Considering how common they are, colds and flu are the subject of a great many misconceptions. Dr. Seth Feltheimer, an associate attending physician, and Patricia Ciminera, nurse practitioner at New York-Presbyterian Hospital/Columbia University Medical Center, offer their insights and expertise on these sources of misery.
First, the differences: a cold is usually an upper respiratory tract infection with symptoms including a sore throat, head congestion, sinus pain, and low-grade fever. On the other hand, the flu is generally marked by a higher fever, a sore throat, a cough, and body aches. A common cold usually lasts two to three days while the flu usually takes a week or more to abate. Unlike colds, the flu can lead to more serious complications and even hospitalization, especially in high-risk individuals like asthmatics, people with compromised immune systems, and the elderly.
Now, on to the facts and the fallacies!
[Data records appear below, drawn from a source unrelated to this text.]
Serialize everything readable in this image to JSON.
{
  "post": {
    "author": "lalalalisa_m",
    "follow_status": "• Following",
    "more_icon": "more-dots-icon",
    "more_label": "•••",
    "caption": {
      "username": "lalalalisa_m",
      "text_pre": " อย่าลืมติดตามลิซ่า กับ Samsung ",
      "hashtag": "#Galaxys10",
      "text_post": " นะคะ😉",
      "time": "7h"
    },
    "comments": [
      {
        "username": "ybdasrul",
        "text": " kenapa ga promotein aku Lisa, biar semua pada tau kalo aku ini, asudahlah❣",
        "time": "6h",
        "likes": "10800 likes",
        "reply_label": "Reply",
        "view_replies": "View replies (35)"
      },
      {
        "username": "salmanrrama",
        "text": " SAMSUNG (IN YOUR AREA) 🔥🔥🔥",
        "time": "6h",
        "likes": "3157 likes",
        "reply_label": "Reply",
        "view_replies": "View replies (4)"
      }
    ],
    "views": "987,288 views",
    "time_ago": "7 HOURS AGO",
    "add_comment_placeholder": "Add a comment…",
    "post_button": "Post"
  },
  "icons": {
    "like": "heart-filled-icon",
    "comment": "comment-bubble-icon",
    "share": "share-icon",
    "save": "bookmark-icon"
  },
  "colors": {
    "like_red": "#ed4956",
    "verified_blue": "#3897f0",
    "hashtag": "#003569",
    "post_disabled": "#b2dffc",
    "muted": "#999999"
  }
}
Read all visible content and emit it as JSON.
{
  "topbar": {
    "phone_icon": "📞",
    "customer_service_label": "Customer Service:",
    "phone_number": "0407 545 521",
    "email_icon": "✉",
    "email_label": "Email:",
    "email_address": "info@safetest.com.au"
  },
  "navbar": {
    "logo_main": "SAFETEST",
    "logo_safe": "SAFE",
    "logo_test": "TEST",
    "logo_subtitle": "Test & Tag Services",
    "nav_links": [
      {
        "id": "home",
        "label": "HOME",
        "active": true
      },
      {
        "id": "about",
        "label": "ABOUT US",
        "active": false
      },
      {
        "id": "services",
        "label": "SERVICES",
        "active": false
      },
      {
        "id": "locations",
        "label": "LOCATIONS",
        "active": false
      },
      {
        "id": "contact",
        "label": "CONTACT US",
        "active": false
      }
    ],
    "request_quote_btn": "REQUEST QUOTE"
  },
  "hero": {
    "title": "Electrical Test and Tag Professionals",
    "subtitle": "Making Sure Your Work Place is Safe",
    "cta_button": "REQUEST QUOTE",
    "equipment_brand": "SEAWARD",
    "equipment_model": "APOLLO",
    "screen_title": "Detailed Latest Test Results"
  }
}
Click here to download a printable PDF version of this slideshow
Reviewed by Jason C. Baker, MD 11/13.
The best way to prevent a cold is to wash your hands.
FACT OR FICTION?
Barbequed Pork Chops Slow Cooker Pork Wraps with Broccoli Artichoke Ranch Squares Spiced Lentil Soup with Parsley Cream Garlic Sage Oil Sunny California Coleslaw South of the Border Meatballs Corn Casserole Medley Peanut Butter and Butterscotch Pie Low-Carb Chicken Tostadas
As I mentioned in an earlier post, one of the benefits that made it cost-effective for me to go with the real healthcare (HSA) plan rather than the phony (HRA) plan is that my company is now covering "preventative" medicines at $0 copay. The formulary for these, as stated by CVS/Caremark (my pharmacy benefits provider), covers all test strips, lancets, and control solutions. I dutifully get my doctor to write up prescriptions for all of my testing needs, submit...